There should be a renewed focus in the commonwealth, on reducing and eliminating trade barriers and distortions in our markets while encouraging more trade and investments, integration and collective development.
Africa is aware that it has also become imperative that in order to maximise the benefits of integration and the vast opportunities that abound on the continent, the commonwealth as a body and the world in general need access to accurate and comprehensive data.
It is in this context that most countries in the region are revamping their institutions to reflect commitment to advancing knowledge and sharing of best practices. Governments and institutions in Africa have demonstrated their will to enable the process and develop measures to increase trade and integration, within their respective regions and also at the continental level.
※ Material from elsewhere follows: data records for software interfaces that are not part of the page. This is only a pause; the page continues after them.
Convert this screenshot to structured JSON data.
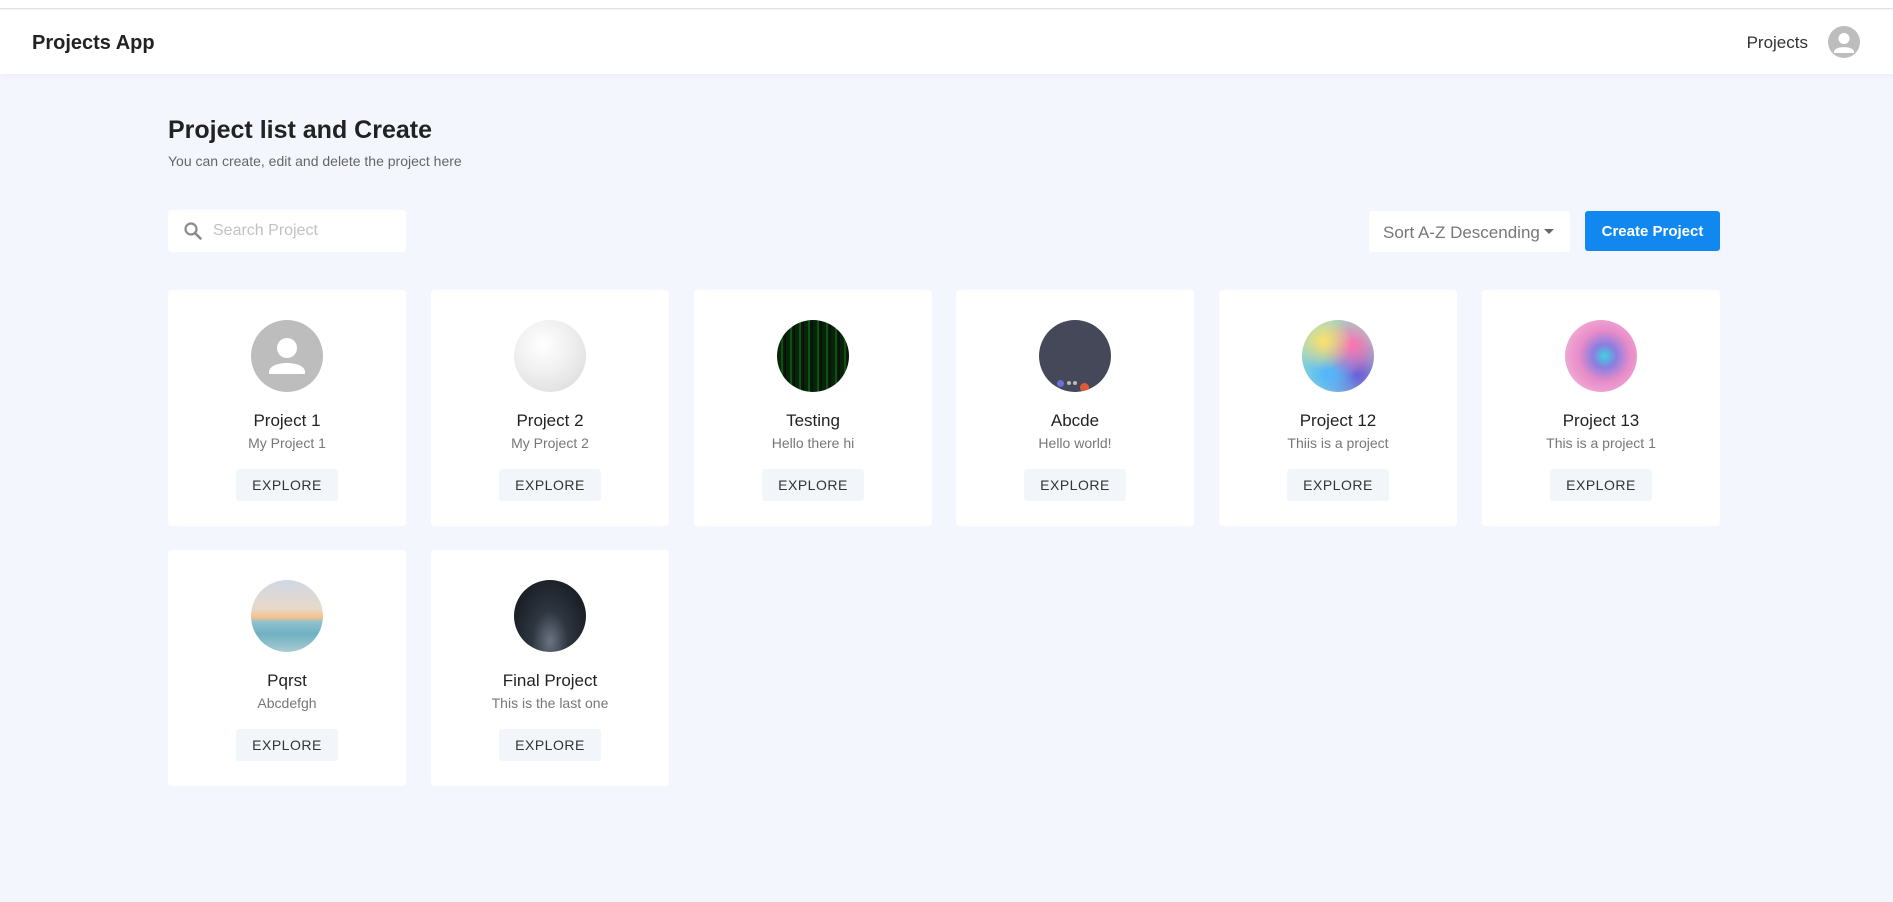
{
  "header": {
    "brand": "Projects App",
    "nav_projects": "Projects",
    "avatar_icon": "user-avatar-icon"
  },
  "page": {
    "title": "Project list and Create",
    "subtitle": "You can create, edit and delete the project here"
  },
  "toolbar": {
    "search_placeholder": "Search Project",
    "search_value": "",
    "sort_label": "Sort A-Z Descending",
    "create_label": "Create Project"
  },
  "colors": {
    "accent": "#1188f0",
    "background": "#f3f6fc",
    "card": "#ffffff"
  },
  "projects": [
    {
      "title": "Project 1",
      "description": "My Project 1",
      "button": "EXPLORE",
      "image": "default-avatar"
    },
    {
      "title": "Project 2",
      "description": "My Project 2",
      "button": "EXPLORE",
      "image": "crumpled-paper"
    },
    {
      "title": "Testing",
      "description": "Hello there hi",
      "button": "EXPLORE",
      "image": "green-matrix"
    },
    {
      "title": "Abcde",
      "description": "Hello world!",
      "button": "EXPLORE",
      "image": "dark-dots"
    },
    {
      "title": "Project 12",
      "description": "Thiis is a project",
      "button": "EXPLORE",
      "image": "rainbow-clouds"
    },
    {
      "title": "Project 13",
      "description": "This is a project 1",
      "button": "EXPLORE",
      "image": "pink-sphere"
    },
    {
      "title": "Pqrst",
      "description": "Abcdefgh",
      "button": "EXPLORE",
      "image": "beach-sunset"
    },
    {
      "title": "Final Project",
      "description": "This is the last one",
      "button": "EXPLORE",
      "image": "night-landscape"
    }
  ]
}
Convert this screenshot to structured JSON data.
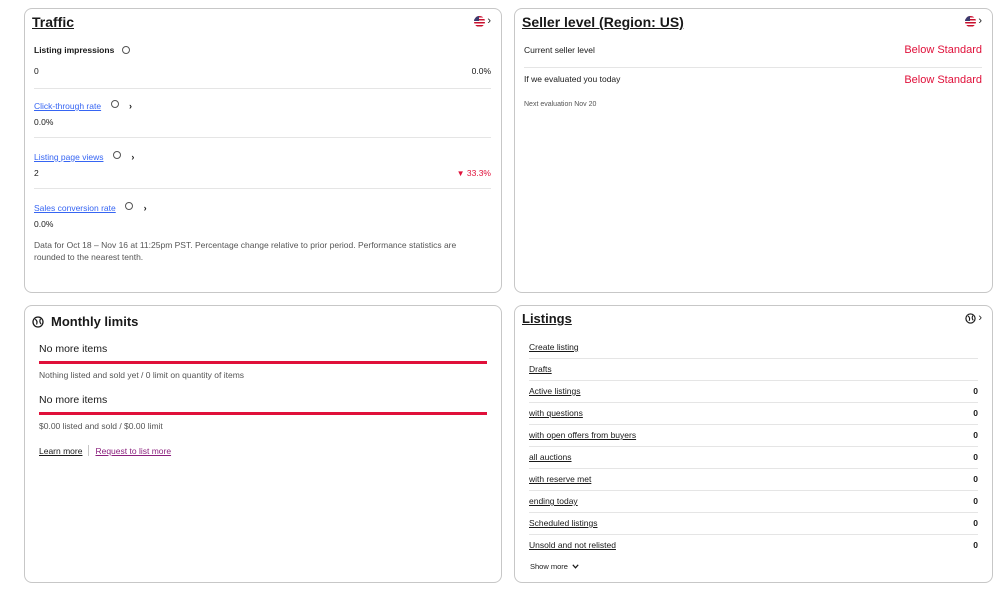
{
  "traffic": {
    "title": "Traffic",
    "impressions_label": "Listing impressions",
    "impressions_value": "0",
    "impressions_change": "0.0%",
    "ctr_label": "Click-through rate",
    "ctr_value": "0.0%",
    "views_label": "Listing page views",
    "views_value": "2",
    "views_change": "33.3%",
    "conversion_label": "Sales conversion rate",
    "conversion_value": "0.0%",
    "note": "Data for Oct 18 – Nov 16 at 11:25pm PST. Percentage change relative to prior period. Performance statistics are rounded to the nearest tenth."
  },
  "seller": {
    "title": "Seller level (Region: US)",
    "current_label": "Current seller level",
    "current_value": "Below Standard",
    "eval_label": "If we evaluated you today",
    "eval_value": "Below Standard",
    "next_eval": "Next evaluation Nov 20"
  },
  "limits": {
    "title": "Monthly limits",
    "items_heading": "No more items",
    "items_text": "Nothing listed and sold yet /  0 limit on quantity of items",
    "amount_heading": "No more items",
    "amount_text": "$0.00 listed and sold /  $0.00 limit",
    "learn_more": "Learn more",
    "request_more": "Request to list more"
  },
  "listings": {
    "title": "Listings",
    "rows": [
      {
        "label": "Create listing",
        "value": ""
      },
      {
        "label": "Drafts",
        "value": ""
      },
      {
        "label": "Active listings",
        "value": "0"
      },
      {
        "label": "with questions",
        "value": "0"
      },
      {
        "label": "with open offers from buyers",
        "value": "0"
      },
      {
        "label": "all auctions",
        "value": "0"
      },
      {
        "label": "with reserve met",
        "value": "0"
      },
      {
        "label": "ending today",
        "value": "0"
      },
      {
        "label": "Scheduled listings",
        "value": "0"
      },
      {
        "label": "Unsold and not relisted",
        "value": "0"
      }
    ],
    "show_more": "Show more"
  },
  "colors": {
    "accent_red": "#e0103a",
    "link_blue": "#3665f3",
    "link_purple": "#8a1f7d"
  },
  "icons": [
    "us-flag-icon",
    "chevron-right-icon",
    "info-icon",
    "globe-icon",
    "chevron-down-icon",
    "down-triangle-icon"
  ]
}
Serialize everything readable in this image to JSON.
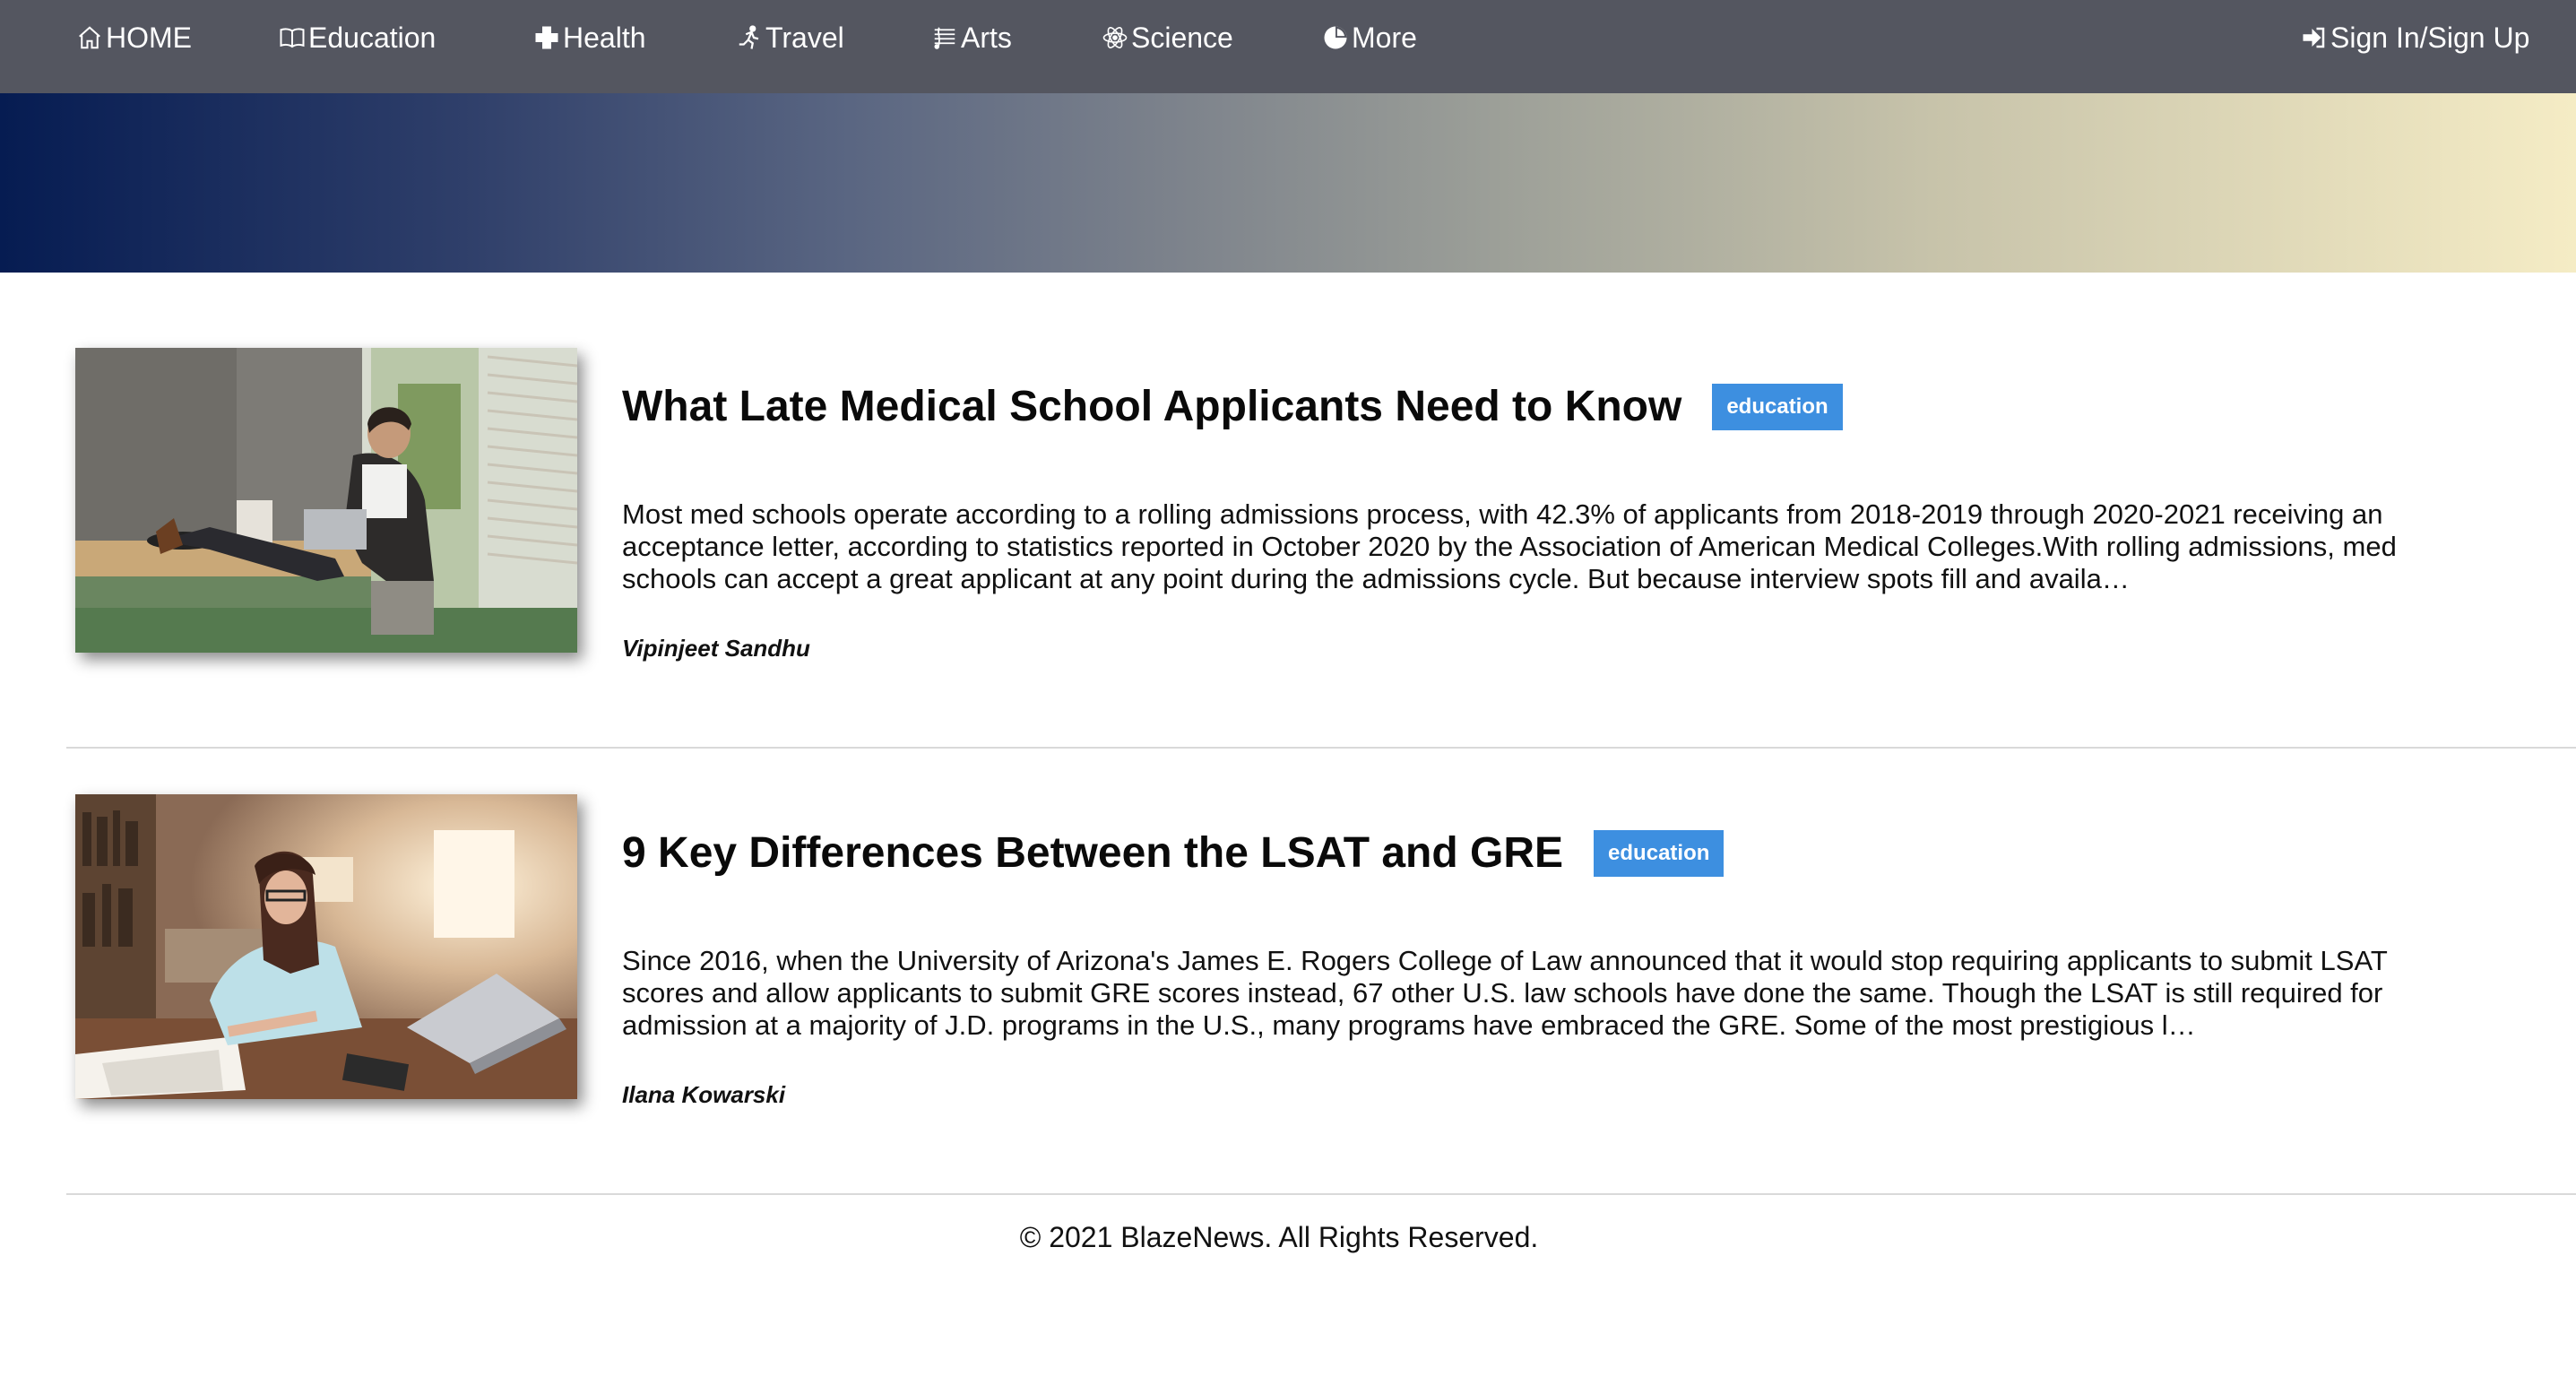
{
  "nav": {
    "items": [
      {
        "label": "HOME",
        "icon": "home-icon"
      },
      {
        "label": " Education",
        "icon": "book-icon"
      },
      {
        "label": "Health",
        "icon": "plus-icon"
      },
      {
        "label": "Travel",
        "icon": "runner-icon"
      },
      {
        "label": "Arts",
        "icon": "music-icon"
      },
      {
        "label": "Science",
        "icon": "atom-icon"
      },
      {
        "label": "More",
        "icon": "pie-icon"
      }
    ],
    "signin": {
      "label": "Sign In/Sign Up",
      "icon": "sign-in-icon"
    }
  },
  "articles": [
    {
      "title": "What Late Medical School Applicants Need to Know",
      "badge": "education",
      "excerpt": "Most med schools operate according to a rolling admissions process, with 42.3% of applicants from 2018-2019 through 2020-2021 receiving an acceptance letter, according to statistics reported in October 2020 by the Association of American Medical Colleges.With rolling admissions, med schools can accept a great applicant at any point during the admissions cycle. But because interview spots fill and availa…",
      "author": "Vipinjeet Sandhu",
      "image": "man-with-laptop-photo"
    },
    {
      "title": "9 Key Differences Between the LSAT and GRE",
      "badge": "education",
      "excerpt": "Since 2016, when the University of Arizona's James E. Rogers College of Law announced that it would stop requiring applicants to submit LSAT scores and allow applicants to submit GRE scores instead, 67 other U.S. law schools have done the same. Though the LSAT is still required for admission at a majority of J.D. programs in the U.S., many programs have embraced the GRE. Some of the most prestigious l…",
      "author": "Ilana Kowarski",
      "image": "woman-studying-photo"
    }
  ],
  "footer": {
    "text": "©  2021 BlazeNews. All Rights Reserved."
  },
  "colors": {
    "navbar": "#545660",
    "badge": "#3d8fe0",
    "banner_start": "#061c52",
    "banner_end": "#f5ecc5"
  }
}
The world needs to meet us half way.
When you look at the potentials of a country like Nigeria, when you think of even the resources of a small country like Sierra Leone, when you look at the fact that Britain’s been in the economic growth business for a long time – in fact since the industrial revolution from the end of the 18th Century, then we need to appreciate that if indeed the commonwealth can leverage its collective resources and heritage, it can become the economic powerhouse of the world.
Because we share a common past and an integrated history, distinguished ladies and gentlemen, let us ensure that this year’s forum is the start of the realisation of that dream.
“Alone we can do so little; together we can do so much”
For the developed countries, let me say this: “Your corn is ripe today; mine will be so tomorrow.’It is profitable for us both, that I should labour with you today, and that you should aid me tomorrow.
Monday March 27, 2017.